If anything, US high yield has displayed significant resilience in the face of increased market volatility. Since the late-January peak in US equities, US high yield has declined 1.3% versus -9% for the S&P 500. We think this is due to several factors: One, fundamentals remain strong. Earnings are growing, refinancing risks are low and default rates are falling. Two, benchmark yields above 6.0% still offer relative value, when compared to other global markets. And three, US HY does not suffer from the same type of volatility associated with the sell-off in US technology leaders Facebook, Apple, Netflix and Google. In fact, Netflix is the only FAANG issuer below IG (and isn’t considered tech), while the others are all high quality IG issuers.
US variable rate high yield bank loans also offer an attractive complement to HY bonds. LIBOR rates are expected to rise over the next 12 months, which should continue to fuel demand for floating-rate assets. Repricing and refinancing risks remain elevated, with roughly 75% of the loan universe trading above par. However, with average LIBOR-spreads around +375bp, this implies an all-in yield around 6.0%, which is fairly comparable with US HY bonds. More important, during bouts of risk aversion, bank loans are much less volatile -Figure 2.
Figure 2: Loans continue to exhibit even lower price volatility

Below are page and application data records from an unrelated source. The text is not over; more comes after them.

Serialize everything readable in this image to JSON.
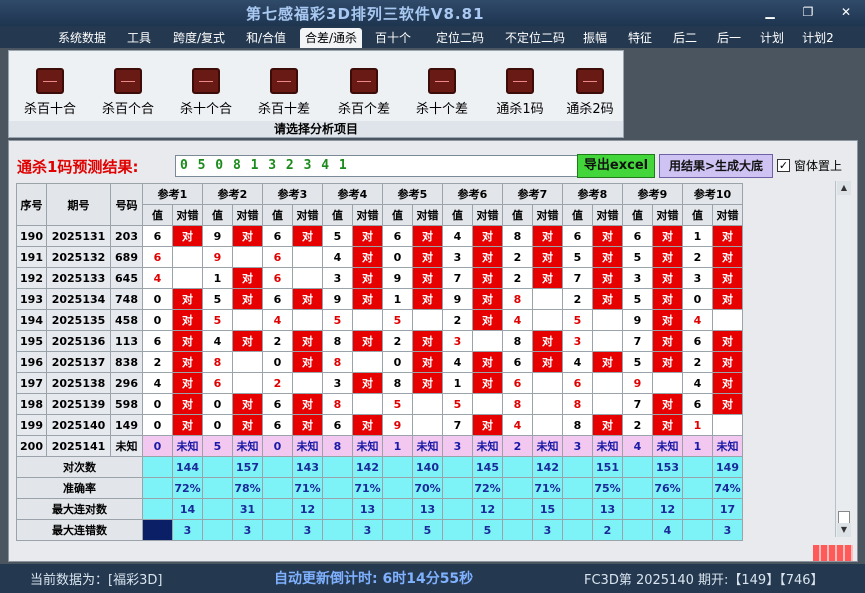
{
  "window": {
    "title": "第七感福彩3D排列三软件V8.81",
    "min_icon": "minimize-icon",
    "max_icon": "restore-icon",
    "close_icon": "close-icon"
  },
  "menu": [
    "系统数据",
    "工具",
    "跨度/复式",
    "和/合值",
    "合差/通杀",
    "百十个",
    "定位二码",
    "不定位二码",
    "振幅",
    "特征",
    "后二",
    "后一",
    "计划",
    "计划2"
  ],
  "menu_active": "合差/通杀",
  "ribbon": {
    "buttons": [
      "杀百十合",
      "杀百个合",
      "杀十个合",
      "杀百十差",
      "杀百个差",
      "杀十个差",
      "通杀1码",
      "通杀2码"
    ],
    "caption": "请选择分析项目"
  },
  "prediction": {
    "label": "通杀1码预测结果:",
    "value": "0 5 0 8 1 3 2 3 4 1"
  },
  "export_label": "导出excel",
  "generate_label": "用结果>生成大底",
  "ontop": {
    "checked": true,
    "label": "窗体置上"
  },
  "table": {
    "head_main": [
      "序号",
      "期号",
      "号码"
    ],
    "refs": [
      "参考1",
      "参考2",
      "参考3",
      "参考4",
      "参考5",
      "参考6",
      "参考7",
      "参考8",
      "参考9",
      "参考10"
    ],
    "sub_value": "值",
    "sub_result": "对错",
    "rows": [
      {
        "seq": "190",
        "issue": "2025131",
        "num": "203",
        "refs": [
          [
            "6",
            "对"
          ],
          [
            "9",
            "对"
          ],
          [
            "6",
            "对"
          ],
          [
            "5",
            "对"
          ],
          [
            "6",
            "对"
          ],
          [
            "4",
            "对"
          ],
          [
            "8",
            "对"
          ],
          [
            "6",
            "对"
          ],
          [
            "6",
            "对"
          ],
          [
            "1",
            "对"
          ]
        ]
      },
      {
        "seq": "191",
        "issue": "2025132",
        "num": "689",
        "refs": [
          [
            "6",
            ""
          ],
          [
            "9",
            ""
          ],
          [
            "6",
            ""
          ],
          [
            "4",
            "对"
          ],
          [
            "0",
            "对"
          ],
          [
            "3",
            "对"
          ],
          [
            "2",
            "对"
          ],
          [
            "5",
            "对"
          ],
          [
            "5",
            "对"
          ],
          [
            "2",
            "对"
          ]
        ]
      },
      {
        "seq": "192",
        "issue": "2025133",
        "num": "645",
        "refs": [
          [
            "4",
            ""
          ],
          [
            "1",
            "对"
          ],
          [
            "6",
            ""
          ],
          [
            "3",
            "对"
          ],
          [
            "9",
            "对"
          ],
          [
            "7",
            "对"
          ],
          [
            "2",
            "对"
          ],
          [
            "7",
            "对"
          ],
          [
            "3",
            "对"
          ],
          [
            "3",
            "对"
          ]
        ]
      },
      {
        "seq": "193",
        "issue": "2025134",
        "num": "748",
        "refs": [
          [
            "0",
            "对"
          ],
          [
            "5",
            "对"
          ],
          [
            "6",
            "对"
          ],
          [
            "9",
            "对"
          ],
          [
            "1",
            "对"
          ],
          [
            "9",
            "对"
          ],
          [
            "8",
            ""
          ],
          [
            "2",
            "对"
          ],
          [
            "5",
            "对"
          ],
          [
            "0",
            "对"
          ]
        ]
      },
      {
        "seq": "194",
        "issue": "2025135",
        "num": "458",
        "refs": [
          [
            "0",
            "对"
          ],
          [
            "5",
            ""
          ],
          [
            "4",
            ""
          ],
          [
            "5",
            ""
          ],
          [
            "5",
            ""
          ],
          [
            "2",
            "对"
          ],
          [
            "4",
            ""
          ],
          [
            "5",
            ""
          ],
          [
            "9",
            "对"
          ],
          [
            "4",
            ""
          ]
        ]
      },
      {
        "seq": "195",
        "issue": "2025136",
        "num": "113",
        "refs": [
          [
            "6",
            "对"
          ],
          [
            "4",
            "对"
          ],
          [
            "2",
            "对"
          ],
          [
            "8",
            "对"
          ],
          [
            "2",
            "对"
          ],
          [
            "3",
            ""
          ],
          [
            "8",
            "对"
          ],
          [
            "3",
            ""
          ],
          [
            "7",
            "对"
          ],
          [
            "6",
            "对"
          ]
        ]
      },
      {
        "seq": "196",
        "issue": "2025137",
        "num": "838",
        "refs": [
          [
            "2",
            "对"
          ],
          [
            "8",
            ""
          ],
          [
            "0",
            "对"
          ],
          [
            "8",
            ""
          ],
          [
            "0",
            "对"
          ],
          [
            "4",
            "对"
          ],
          [
            "6",
            "对"
          ],
          [
            "4",
            "对"
          ],
          [
            "5",
            "对"
          ],
          [
            "2",
            "对"
          ]
        ]
      },
      {
        "seq": "197",
        "issue": "2025138",
        "num": "296",
        "refs": [
          [
            "4",
            "对"
          ],
          [
            "6",
            ""
          ],
          [
            "2",
            ""
          ],
          [
            "3",
            "对"
          ],
          [
            "8",
            "对"
          ],
          [
            "1",
            "对"
          ],
          [
            "6",
            ""
          ],
          [
            "6",
            ""
          ],
          [
            "9",
            ""
          ],
          [
            "4",
            "对"
          ]
        ]
      },
      {
        "seq": "198",
        "issue": "2025139",
        "num": "598",
        "refs": [
          [
            "0",
            "对"
          ],
          [
            "0",
            "对"
          ],
          [
            "6",
            "对"
          ],
          [
            "8",
            ""
          ],
          [
            "5",
            ""
          ],
          [
            "5",
            ""
          ],
          [
            "8",
            ""
          ],
          [
            "8",
            ""
          ],
          [
            "7",
            "对"
          ],
          [
            "6",
            "对"
          ]
        ]
      },
      {
        "seq": "199",
        "issue": "2025140",
        "num": "149",
        "refs": [
          [
            "0",
            "对"
          ],
          [
            "0",
            "对"
          ],
          [
            "6",
            "对"
          ],
          [
            "6",
            "对"
          ],
          [
            "9",
            ""
          ],
          [
            "7",
            "对"
          ],
          [
            "4",
            ""
          ],
          [
            "8",
            "对"
          ],
          [
            "2",
            "对"
          ],
          [
            "1",
            ""
          ]
        ]
      }
    ],
    "unknown_row": {
      "seq": "200",
      "issue": "2025141",
      "num": "未知",
      "refs": [
        [
          "0",
          "未知"
        ],
        [
          "5",
          "未知"
        ],
        [
          "0",
          "未知"
        ],
        [
          "8",
          "未知"
        ],
        [
          "1",
          "未知"
        ],
        [
          "3",
          "未知"
        ],
        [
          "2",
          "未知"
        ],
        [
          "3",
          "未知"
        ],
        [
          "4",
          "未知"
        ],
        [
          "1",
          "未知"
        ]
      ]
    },
    "stats": [
      {
        "label": "对次数",
        "values": [
          "144",
          "157",
          "143",
          "142",
          "140",
          "145",
          "142",
          "151",
          "153",
          "149"
        ]
      },
      {
        "label": "准确率",
        "values": [
          "72%",
          "78%",
          "71%",
          "71%",
          "70%",
          "72%",
          "71%",
          "75%",
          "76%",
          "74%"
        ]
      },
      {
        "label": "最大连对数",
        "values": [
          "14",
          "31",
          "12",
          "13",
          "13",
          "12",
          "15",
          "13",
          "12",
          "17"
        ]
      },
      {
        "label": "最大连错数",
        "values": [
          "3",
          "3",
          "3",
          "3",
          "5",
          "5",
          "3",
          "2",
          "4",
          "3"
        ]
      }
    ]
  },
  "status": {
    "data_source": "当前数据为：[福彩3D]",
    "countdown": "自动更新倒计时:  6时14分55秒",
    "issue_info": "FC3D第 2025140 期开:【149】【746】"
  }
}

Bonds are affected by a number of risks, including fluctuations in interest rates, credit risk and prepayment risk. In general, as prevailing interest rates rise, fixed income securities prices will fall. Bonds face credit risk if a decline in an issuer’s credit rating, or creditworthiness, causes a bond’s price to decline. High yield bonds are subject to additional risks such as increased risk of default and greater volatility because of the lower credit quality of the issues. Finally, bonds can be subject to prepayment risk. When interest rates fall, an issuer may choose to borrow money at a lower interest rate, while paying off its previously issued bonds. As a consequence, underlying bonds will lose the interest payments from the investment and will be forced to reinvest in a market where prevailing interest rates are lower than when the initial investment was made.